WHAT IS NEEDED: Output the listing below verbatim, but drop the images.

DATA FOR ANALYSIS:
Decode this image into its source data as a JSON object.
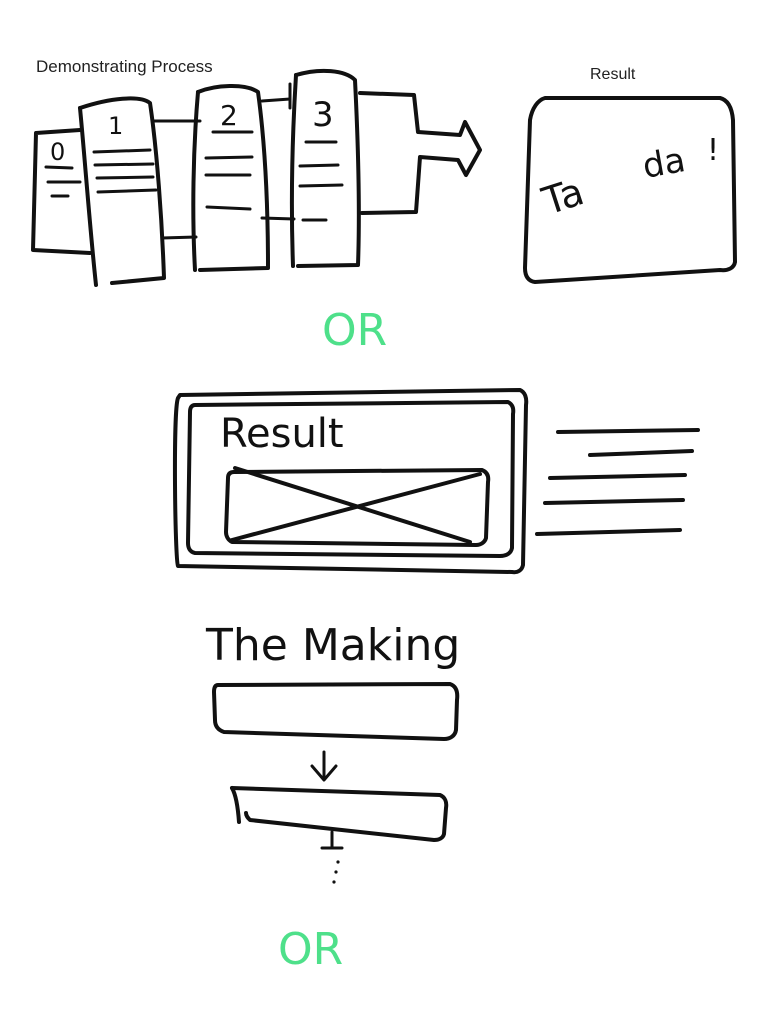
{
  "top_section": {
    "process_label": "Demonstrating Process",
    "result_label": "Result",
    "steps": [
      "0",
      "1",
      "2",
      "3"
    ],
    "result_card_text": [
      "Ta",
      "da",
      "!"
    ]
  },
  "separators": [
    "OR",
    "OR"
  ],
  "middle_section": {
    "result_heading": "Result"
  },
  "making_section": {
    "heading": "The Making"
  },
  "colors": {
    "ink": "#111111",
    "or_accent": "#4ee08a"
  }
}
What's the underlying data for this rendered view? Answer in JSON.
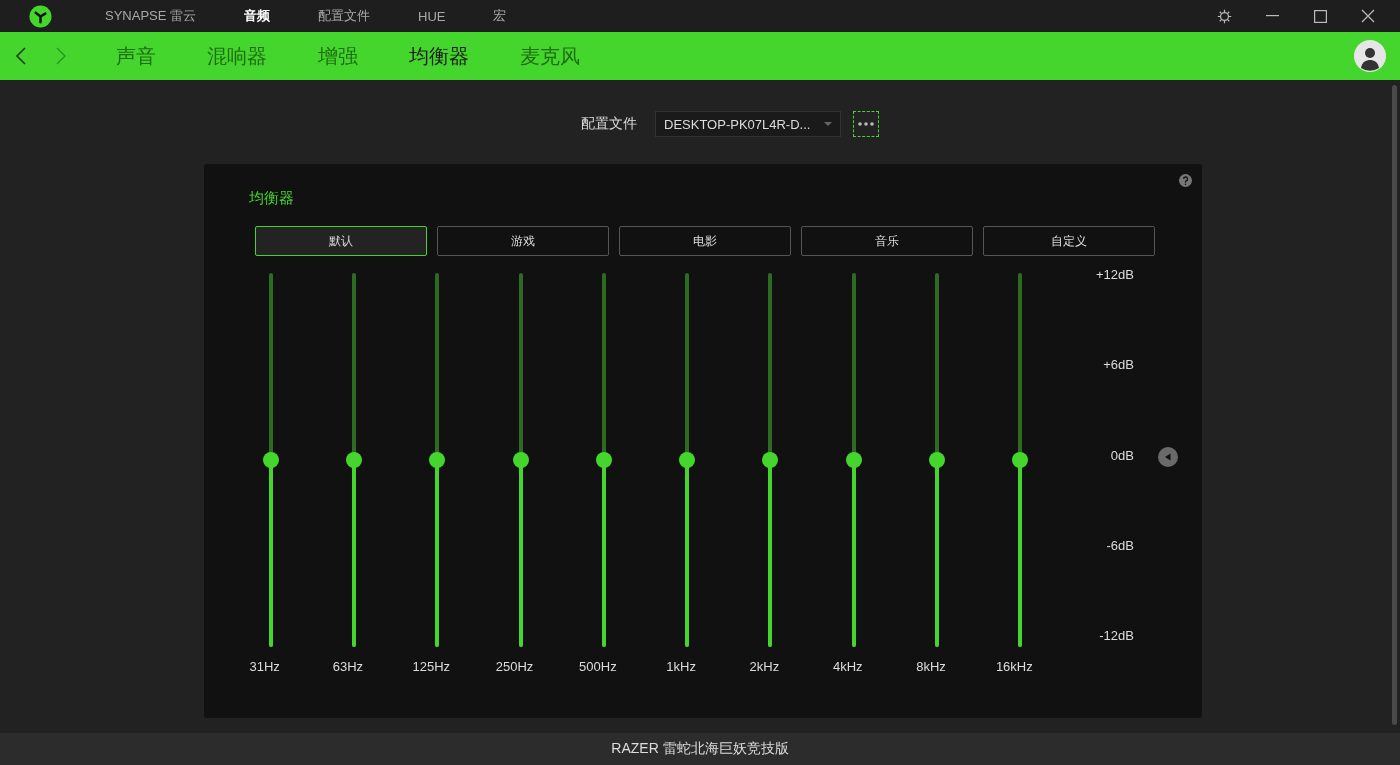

ANSWER SECTION:
Decode this image into its source data as a JSON object.
{
  "top_section": {
    "process_label": "Demonstrating Process",
    "result_label": "Result",
    "steps": [
      "0",
      "1",
      "2",
      "3"
    ],
    "result_card_text": [
      "Ta",
      "da",
      "!"
    ]
  },
  "separators": [
    "OR",
    "OR"
  ],
  "middle_section": {
    "result_heading": "Result"
  },
  "making_section": {
    "heading": "The Making"
  },
  "colors": {
    "ink": "#111111",
    "or_accent": "#4ee08a"
  }
}
What's the underlying data for this rendered view? Answer in JSON.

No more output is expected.